### What is needed
The answer must be every line below that contains the string "title".

Collected data entries
--

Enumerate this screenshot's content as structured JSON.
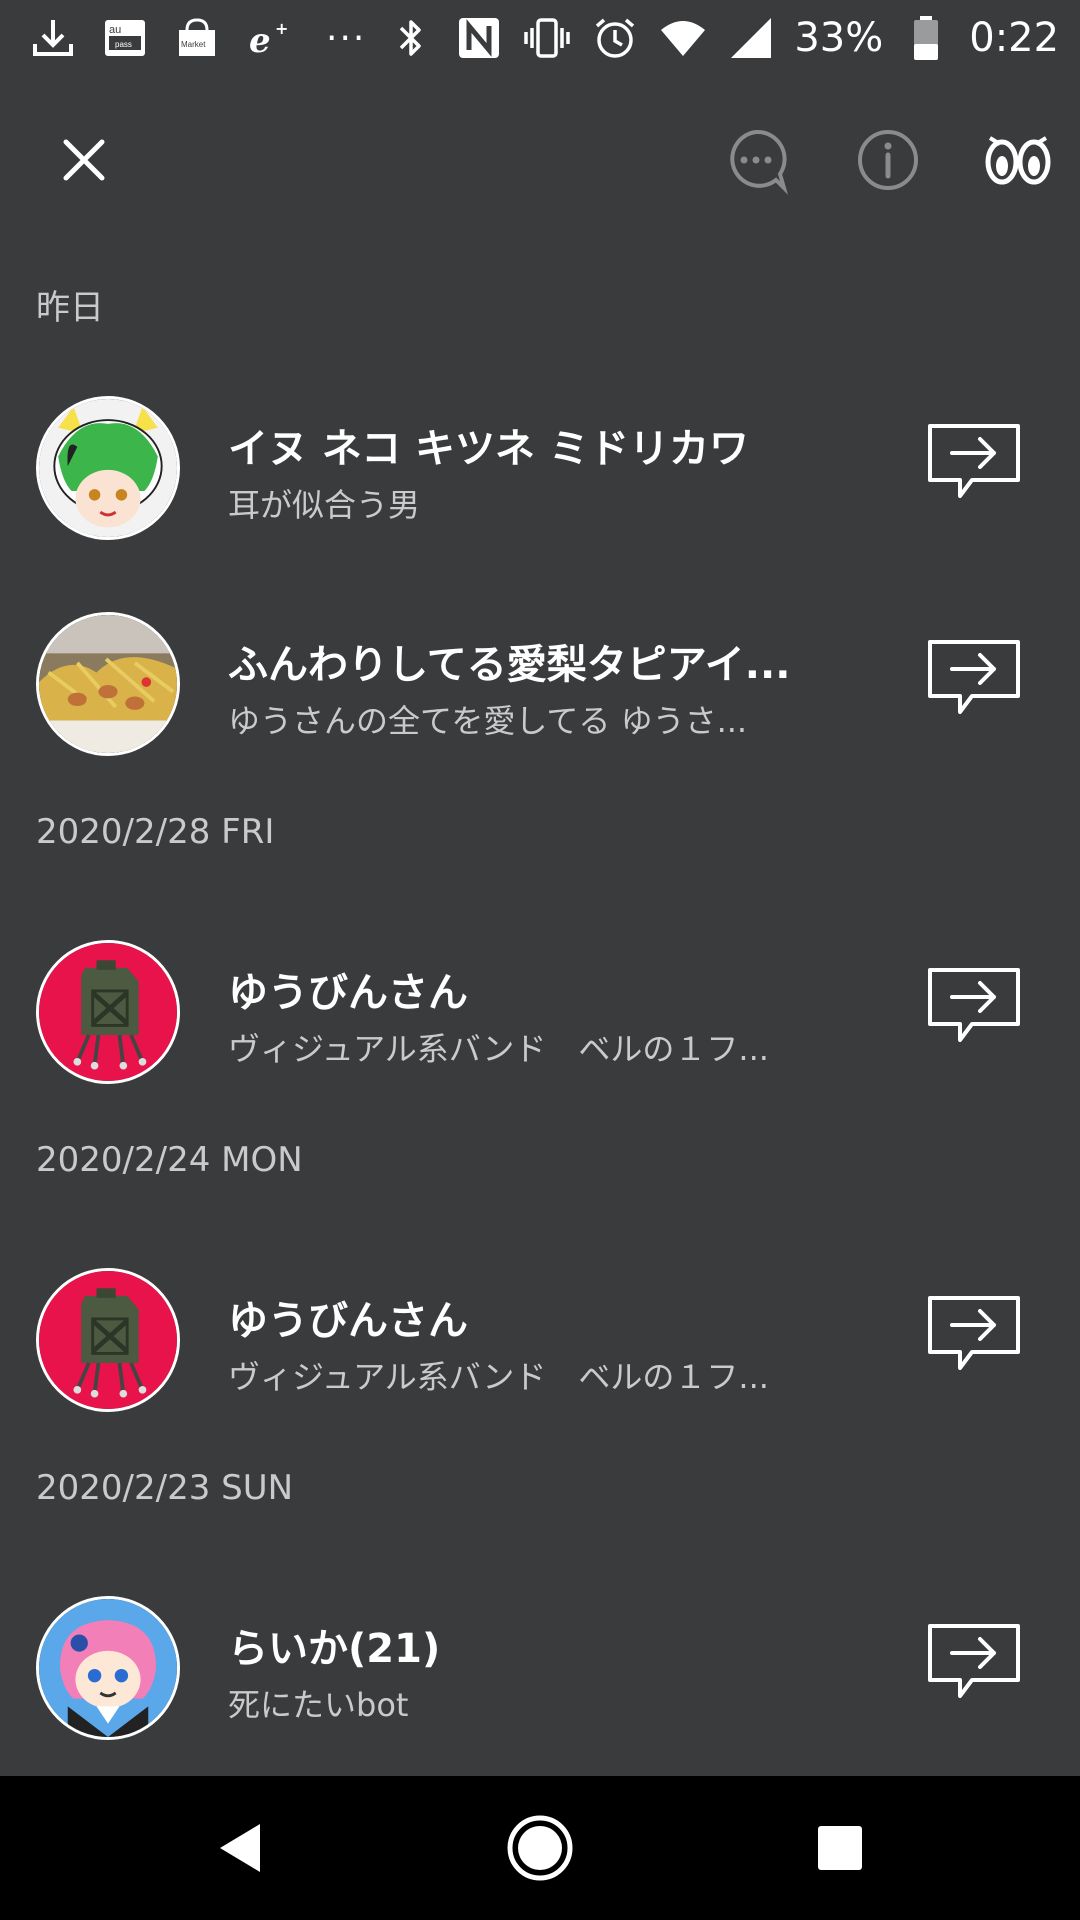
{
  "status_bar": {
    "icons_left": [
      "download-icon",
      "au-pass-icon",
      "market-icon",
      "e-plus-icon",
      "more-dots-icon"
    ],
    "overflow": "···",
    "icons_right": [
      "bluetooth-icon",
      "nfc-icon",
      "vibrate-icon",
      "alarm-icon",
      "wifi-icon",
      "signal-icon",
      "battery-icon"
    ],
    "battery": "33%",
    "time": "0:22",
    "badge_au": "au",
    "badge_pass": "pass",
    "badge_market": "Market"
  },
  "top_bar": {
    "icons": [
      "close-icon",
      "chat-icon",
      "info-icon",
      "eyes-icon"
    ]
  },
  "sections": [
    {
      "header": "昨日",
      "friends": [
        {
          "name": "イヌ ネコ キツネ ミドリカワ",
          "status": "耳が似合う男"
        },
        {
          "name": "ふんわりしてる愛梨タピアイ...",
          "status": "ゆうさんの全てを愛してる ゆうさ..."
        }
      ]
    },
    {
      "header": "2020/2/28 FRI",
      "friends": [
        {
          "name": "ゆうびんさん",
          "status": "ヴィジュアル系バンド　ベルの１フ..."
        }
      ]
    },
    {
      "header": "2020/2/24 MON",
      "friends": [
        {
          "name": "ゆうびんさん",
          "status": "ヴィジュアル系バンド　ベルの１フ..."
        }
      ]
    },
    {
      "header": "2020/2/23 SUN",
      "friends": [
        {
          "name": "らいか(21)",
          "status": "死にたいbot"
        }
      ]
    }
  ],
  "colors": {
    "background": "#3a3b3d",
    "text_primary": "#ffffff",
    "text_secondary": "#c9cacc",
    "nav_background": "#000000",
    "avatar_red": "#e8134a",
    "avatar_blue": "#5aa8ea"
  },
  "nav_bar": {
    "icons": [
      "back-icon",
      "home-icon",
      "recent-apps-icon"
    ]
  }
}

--

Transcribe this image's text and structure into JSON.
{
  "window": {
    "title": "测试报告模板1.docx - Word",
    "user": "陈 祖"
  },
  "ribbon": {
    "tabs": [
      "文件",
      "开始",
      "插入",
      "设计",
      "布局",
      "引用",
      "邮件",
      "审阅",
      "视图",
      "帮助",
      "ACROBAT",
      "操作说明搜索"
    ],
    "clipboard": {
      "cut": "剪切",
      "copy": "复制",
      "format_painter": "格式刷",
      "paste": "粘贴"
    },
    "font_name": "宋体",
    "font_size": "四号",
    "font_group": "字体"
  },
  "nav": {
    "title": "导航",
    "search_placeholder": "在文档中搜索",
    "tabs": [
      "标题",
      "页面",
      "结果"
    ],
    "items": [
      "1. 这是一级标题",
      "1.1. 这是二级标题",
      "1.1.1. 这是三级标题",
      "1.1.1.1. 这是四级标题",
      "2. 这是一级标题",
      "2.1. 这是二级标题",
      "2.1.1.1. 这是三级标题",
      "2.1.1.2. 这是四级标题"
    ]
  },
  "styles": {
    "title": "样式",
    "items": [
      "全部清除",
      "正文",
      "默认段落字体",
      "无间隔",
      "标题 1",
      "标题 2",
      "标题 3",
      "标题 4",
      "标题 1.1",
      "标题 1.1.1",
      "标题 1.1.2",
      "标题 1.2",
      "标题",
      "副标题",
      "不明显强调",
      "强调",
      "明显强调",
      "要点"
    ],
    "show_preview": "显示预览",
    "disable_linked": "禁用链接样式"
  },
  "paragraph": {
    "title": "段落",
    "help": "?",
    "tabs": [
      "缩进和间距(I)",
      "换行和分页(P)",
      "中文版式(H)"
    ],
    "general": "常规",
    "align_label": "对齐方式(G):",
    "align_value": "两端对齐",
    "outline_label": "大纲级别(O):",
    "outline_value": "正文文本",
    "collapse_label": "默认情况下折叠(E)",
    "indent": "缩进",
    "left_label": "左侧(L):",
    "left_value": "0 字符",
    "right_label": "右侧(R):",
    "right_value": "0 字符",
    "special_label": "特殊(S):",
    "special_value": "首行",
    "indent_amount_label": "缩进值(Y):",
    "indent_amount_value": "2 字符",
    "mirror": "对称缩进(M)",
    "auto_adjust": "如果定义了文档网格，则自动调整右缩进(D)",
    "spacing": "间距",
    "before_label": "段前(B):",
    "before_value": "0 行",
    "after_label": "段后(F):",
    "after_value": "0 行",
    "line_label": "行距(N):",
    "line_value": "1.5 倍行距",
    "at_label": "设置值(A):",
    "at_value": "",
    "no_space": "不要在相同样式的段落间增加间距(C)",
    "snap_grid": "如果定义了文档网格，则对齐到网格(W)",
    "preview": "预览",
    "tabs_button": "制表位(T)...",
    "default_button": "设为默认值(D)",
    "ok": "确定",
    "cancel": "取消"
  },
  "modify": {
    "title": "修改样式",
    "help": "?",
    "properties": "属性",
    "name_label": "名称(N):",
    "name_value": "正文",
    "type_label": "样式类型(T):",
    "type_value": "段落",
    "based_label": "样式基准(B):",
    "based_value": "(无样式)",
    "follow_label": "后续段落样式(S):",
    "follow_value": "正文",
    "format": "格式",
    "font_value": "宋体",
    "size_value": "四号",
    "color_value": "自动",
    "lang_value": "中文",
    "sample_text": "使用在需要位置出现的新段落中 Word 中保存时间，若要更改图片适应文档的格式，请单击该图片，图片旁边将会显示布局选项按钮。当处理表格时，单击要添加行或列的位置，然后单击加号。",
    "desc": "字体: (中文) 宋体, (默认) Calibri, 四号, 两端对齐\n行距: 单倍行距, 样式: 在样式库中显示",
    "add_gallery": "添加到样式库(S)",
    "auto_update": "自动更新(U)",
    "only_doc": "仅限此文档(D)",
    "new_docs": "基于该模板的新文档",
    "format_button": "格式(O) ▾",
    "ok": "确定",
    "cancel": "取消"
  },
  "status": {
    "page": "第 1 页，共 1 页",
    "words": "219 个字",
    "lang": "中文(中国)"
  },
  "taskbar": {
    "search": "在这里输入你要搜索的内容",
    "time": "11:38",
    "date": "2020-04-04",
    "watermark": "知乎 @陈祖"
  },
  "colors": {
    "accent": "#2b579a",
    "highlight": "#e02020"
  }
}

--

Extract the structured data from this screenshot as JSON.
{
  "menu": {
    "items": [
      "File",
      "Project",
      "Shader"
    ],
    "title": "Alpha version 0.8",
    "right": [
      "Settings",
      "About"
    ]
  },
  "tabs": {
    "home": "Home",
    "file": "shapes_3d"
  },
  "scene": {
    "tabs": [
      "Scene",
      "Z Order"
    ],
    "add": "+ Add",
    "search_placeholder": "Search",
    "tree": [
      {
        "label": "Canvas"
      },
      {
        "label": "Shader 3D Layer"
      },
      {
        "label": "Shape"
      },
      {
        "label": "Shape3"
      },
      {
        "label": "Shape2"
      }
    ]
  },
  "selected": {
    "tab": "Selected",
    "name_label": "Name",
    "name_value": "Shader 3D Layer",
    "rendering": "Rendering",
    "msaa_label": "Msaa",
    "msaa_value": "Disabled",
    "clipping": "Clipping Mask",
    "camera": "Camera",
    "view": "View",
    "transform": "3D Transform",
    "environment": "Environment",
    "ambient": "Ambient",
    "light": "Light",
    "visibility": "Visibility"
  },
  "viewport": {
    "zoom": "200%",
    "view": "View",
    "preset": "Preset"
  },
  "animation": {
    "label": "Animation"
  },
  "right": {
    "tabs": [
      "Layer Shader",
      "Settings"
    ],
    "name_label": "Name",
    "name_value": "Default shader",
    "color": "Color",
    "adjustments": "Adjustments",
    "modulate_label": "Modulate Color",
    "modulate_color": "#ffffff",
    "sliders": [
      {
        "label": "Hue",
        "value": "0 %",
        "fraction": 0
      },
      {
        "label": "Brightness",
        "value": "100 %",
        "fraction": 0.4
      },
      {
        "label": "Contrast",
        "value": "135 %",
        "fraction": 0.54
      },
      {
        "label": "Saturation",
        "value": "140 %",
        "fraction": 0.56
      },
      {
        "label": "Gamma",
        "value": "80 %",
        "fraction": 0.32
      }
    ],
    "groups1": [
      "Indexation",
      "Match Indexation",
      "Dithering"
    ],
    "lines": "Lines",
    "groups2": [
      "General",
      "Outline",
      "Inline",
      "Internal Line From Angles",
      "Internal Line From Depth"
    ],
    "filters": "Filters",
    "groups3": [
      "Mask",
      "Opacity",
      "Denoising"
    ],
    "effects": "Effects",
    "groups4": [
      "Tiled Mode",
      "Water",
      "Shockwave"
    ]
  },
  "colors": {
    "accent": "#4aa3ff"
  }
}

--

### Expected answer
    "title": "测试报告模板1.docx - Word",
    "title": "导航",
    "title": "样式",
    "title": "段落",
    "title": "修改样式",
    "title": "Alpha version 0.8",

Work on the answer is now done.